Report only how many lines in the listing below contain the string "time".

> **Listed records**:
┌──

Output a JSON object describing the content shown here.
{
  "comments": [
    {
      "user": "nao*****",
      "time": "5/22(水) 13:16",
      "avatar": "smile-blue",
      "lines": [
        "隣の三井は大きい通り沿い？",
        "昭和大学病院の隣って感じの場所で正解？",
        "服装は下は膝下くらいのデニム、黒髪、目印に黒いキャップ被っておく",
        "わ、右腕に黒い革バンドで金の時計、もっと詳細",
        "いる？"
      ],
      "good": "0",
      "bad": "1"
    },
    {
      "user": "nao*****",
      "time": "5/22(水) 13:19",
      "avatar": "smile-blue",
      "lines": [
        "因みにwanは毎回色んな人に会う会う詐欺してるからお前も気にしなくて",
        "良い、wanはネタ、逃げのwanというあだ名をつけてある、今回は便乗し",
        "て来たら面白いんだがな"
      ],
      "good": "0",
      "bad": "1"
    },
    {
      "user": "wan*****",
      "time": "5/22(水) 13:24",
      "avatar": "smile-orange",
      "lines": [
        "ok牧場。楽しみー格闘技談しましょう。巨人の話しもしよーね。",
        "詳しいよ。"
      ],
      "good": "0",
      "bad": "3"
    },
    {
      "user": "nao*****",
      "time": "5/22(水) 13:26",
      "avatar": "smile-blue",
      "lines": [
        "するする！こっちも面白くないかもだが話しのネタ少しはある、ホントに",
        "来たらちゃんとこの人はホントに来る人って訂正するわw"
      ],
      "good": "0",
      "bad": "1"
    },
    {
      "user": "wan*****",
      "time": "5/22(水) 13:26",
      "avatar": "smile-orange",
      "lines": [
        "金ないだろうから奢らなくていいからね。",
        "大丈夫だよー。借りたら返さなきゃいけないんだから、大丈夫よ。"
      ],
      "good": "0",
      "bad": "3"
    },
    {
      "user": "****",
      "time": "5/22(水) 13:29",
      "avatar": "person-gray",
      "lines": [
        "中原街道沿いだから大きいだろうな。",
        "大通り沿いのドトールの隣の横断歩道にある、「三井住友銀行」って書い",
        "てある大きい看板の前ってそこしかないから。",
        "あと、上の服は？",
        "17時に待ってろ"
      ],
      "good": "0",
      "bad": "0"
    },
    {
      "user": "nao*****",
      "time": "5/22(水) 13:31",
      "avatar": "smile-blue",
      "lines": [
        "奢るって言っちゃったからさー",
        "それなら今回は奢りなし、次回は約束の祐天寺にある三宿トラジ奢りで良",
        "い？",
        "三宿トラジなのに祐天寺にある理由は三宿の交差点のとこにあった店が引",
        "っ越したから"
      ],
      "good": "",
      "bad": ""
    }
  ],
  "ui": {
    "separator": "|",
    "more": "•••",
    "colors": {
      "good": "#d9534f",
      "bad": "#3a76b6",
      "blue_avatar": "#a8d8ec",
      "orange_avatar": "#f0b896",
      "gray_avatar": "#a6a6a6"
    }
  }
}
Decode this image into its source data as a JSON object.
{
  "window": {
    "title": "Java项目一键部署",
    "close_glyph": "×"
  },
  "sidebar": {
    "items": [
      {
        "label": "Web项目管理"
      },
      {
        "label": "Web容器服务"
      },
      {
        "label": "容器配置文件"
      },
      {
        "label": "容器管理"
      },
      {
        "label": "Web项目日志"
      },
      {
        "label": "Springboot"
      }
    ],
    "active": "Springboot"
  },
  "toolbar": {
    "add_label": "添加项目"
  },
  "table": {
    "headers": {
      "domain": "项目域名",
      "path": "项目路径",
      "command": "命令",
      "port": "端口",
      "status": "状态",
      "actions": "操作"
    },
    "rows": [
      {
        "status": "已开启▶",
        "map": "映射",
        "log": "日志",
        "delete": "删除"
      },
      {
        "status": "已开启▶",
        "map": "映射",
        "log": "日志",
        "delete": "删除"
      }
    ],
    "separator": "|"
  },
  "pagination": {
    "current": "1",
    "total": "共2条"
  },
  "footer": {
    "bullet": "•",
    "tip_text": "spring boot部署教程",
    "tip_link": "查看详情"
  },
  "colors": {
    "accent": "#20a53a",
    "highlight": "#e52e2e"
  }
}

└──

> **Output of the exercise**: 7